*Work request*
Among the lines of the data, copy those that hold "Percent".

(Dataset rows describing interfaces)
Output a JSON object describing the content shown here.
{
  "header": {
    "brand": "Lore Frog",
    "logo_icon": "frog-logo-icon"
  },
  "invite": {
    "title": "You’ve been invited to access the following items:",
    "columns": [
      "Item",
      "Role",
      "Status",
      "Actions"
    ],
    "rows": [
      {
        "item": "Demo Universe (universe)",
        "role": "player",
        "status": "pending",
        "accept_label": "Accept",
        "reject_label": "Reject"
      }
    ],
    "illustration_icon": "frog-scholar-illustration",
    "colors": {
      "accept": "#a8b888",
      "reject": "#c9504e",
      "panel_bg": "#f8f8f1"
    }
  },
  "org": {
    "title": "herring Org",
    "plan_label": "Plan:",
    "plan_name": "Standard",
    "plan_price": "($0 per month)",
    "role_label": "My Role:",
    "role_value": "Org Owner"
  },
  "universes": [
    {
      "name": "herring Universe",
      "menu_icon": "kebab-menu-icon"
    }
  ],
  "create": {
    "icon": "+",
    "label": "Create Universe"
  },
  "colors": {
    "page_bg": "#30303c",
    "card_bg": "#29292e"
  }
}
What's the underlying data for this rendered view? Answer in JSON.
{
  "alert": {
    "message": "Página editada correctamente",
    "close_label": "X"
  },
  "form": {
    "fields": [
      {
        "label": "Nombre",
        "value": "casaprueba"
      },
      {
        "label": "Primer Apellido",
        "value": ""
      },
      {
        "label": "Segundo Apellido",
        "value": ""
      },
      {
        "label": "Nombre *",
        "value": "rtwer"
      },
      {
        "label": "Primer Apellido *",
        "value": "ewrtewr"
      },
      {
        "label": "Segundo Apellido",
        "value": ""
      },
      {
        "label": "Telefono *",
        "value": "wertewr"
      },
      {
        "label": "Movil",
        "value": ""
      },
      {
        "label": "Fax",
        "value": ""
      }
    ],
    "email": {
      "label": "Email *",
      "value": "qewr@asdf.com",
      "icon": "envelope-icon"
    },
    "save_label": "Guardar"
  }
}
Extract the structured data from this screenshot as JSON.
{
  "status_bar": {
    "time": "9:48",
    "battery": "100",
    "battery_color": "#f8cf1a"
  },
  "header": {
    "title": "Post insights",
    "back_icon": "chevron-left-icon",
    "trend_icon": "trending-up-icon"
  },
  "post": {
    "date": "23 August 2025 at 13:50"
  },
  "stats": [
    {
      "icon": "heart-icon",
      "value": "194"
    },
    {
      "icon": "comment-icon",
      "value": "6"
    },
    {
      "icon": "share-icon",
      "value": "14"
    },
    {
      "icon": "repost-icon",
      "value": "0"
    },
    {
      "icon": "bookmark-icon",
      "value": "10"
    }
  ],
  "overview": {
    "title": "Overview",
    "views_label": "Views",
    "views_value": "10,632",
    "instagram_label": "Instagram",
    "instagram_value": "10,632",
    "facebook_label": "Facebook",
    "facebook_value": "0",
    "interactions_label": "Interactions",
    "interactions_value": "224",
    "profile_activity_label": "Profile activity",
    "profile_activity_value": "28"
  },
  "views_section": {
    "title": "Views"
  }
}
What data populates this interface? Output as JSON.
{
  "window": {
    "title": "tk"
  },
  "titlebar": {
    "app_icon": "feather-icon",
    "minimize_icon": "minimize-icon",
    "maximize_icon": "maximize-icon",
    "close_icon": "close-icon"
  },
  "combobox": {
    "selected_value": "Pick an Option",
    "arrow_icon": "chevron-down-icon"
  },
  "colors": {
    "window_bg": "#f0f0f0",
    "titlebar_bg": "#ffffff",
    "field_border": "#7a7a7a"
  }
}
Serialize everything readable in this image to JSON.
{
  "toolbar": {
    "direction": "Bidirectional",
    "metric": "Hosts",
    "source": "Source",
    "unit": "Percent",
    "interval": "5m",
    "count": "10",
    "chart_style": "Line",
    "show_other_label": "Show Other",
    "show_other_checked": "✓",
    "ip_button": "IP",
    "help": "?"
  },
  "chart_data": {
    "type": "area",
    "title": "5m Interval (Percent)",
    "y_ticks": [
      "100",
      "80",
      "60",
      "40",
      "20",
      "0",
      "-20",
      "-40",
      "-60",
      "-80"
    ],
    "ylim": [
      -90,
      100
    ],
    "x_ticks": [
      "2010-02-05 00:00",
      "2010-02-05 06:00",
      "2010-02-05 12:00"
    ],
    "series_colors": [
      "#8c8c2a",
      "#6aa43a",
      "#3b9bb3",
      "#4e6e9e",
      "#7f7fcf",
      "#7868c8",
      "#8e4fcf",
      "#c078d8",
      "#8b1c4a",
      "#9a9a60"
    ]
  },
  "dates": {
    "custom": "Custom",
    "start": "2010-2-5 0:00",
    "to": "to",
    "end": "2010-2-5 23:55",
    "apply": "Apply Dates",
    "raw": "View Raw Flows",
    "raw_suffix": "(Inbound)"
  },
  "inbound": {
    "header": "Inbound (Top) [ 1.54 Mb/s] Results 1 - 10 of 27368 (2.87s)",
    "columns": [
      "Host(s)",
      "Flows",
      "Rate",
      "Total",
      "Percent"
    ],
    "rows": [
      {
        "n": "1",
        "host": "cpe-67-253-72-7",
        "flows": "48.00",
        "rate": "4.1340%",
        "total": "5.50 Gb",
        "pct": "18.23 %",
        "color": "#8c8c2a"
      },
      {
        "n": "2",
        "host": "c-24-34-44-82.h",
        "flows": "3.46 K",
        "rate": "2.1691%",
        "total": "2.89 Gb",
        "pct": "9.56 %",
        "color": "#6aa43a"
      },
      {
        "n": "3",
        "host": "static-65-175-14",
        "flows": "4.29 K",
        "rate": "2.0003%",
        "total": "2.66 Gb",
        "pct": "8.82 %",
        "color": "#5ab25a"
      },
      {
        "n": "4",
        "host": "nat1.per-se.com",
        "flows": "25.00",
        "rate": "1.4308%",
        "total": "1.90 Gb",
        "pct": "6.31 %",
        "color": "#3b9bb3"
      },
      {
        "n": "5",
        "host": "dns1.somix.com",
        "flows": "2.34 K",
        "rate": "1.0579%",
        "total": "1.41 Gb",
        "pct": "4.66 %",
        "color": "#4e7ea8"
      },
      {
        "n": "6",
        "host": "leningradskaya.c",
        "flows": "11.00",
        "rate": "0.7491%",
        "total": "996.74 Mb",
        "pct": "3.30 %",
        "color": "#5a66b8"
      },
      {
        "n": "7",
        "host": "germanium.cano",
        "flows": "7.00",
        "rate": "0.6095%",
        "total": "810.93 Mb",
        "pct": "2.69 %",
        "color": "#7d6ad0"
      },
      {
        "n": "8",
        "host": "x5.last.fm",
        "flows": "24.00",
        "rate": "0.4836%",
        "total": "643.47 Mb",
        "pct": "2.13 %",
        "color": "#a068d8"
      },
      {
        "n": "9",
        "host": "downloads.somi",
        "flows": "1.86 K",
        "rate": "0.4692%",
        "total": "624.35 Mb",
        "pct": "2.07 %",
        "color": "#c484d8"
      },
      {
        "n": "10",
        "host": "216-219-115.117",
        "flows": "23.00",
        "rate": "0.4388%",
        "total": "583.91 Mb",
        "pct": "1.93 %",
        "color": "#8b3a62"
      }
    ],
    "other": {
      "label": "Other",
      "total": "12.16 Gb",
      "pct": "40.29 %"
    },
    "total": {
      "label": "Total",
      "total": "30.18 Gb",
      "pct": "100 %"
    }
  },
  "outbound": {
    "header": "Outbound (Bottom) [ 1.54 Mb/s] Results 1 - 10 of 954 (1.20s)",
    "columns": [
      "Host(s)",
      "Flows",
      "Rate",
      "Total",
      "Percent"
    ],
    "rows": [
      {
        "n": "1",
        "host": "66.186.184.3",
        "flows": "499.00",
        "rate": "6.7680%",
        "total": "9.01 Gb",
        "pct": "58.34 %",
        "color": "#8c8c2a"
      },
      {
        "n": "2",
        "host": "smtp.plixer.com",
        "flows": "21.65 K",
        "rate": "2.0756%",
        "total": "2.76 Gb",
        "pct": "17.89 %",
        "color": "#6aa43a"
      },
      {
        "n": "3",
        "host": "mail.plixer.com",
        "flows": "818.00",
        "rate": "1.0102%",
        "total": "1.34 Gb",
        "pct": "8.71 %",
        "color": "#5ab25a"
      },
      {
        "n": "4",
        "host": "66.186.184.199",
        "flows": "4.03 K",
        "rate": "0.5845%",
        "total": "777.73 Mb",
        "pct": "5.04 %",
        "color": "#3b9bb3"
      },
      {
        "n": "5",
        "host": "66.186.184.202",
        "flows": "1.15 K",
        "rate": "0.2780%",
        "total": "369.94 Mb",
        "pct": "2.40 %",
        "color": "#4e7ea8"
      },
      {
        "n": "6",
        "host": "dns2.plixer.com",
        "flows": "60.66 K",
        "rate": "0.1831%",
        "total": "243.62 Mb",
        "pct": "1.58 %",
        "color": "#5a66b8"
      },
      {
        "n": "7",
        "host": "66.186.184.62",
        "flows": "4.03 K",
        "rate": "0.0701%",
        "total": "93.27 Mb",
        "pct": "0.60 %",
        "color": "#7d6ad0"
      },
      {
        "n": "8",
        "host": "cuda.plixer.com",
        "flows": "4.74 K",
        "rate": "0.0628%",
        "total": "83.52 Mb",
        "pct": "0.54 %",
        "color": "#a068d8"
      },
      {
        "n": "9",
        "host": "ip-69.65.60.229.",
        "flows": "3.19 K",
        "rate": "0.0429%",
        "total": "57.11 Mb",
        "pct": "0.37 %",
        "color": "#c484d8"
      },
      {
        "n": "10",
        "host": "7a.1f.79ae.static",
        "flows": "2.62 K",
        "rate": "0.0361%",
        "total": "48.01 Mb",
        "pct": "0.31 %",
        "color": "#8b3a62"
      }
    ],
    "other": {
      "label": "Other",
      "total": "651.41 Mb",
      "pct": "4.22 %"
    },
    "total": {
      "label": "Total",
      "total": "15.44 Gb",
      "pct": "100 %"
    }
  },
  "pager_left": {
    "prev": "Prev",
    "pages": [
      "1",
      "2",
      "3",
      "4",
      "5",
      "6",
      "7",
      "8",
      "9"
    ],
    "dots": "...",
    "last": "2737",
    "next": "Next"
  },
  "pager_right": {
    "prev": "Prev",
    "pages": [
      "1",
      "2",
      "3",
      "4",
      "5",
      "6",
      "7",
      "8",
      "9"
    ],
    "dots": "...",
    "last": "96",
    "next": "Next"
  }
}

*Response to this task*
    "unit": "Percent",
    "title": "5m Interval (Percent)",
      "Percent"
      "Percent"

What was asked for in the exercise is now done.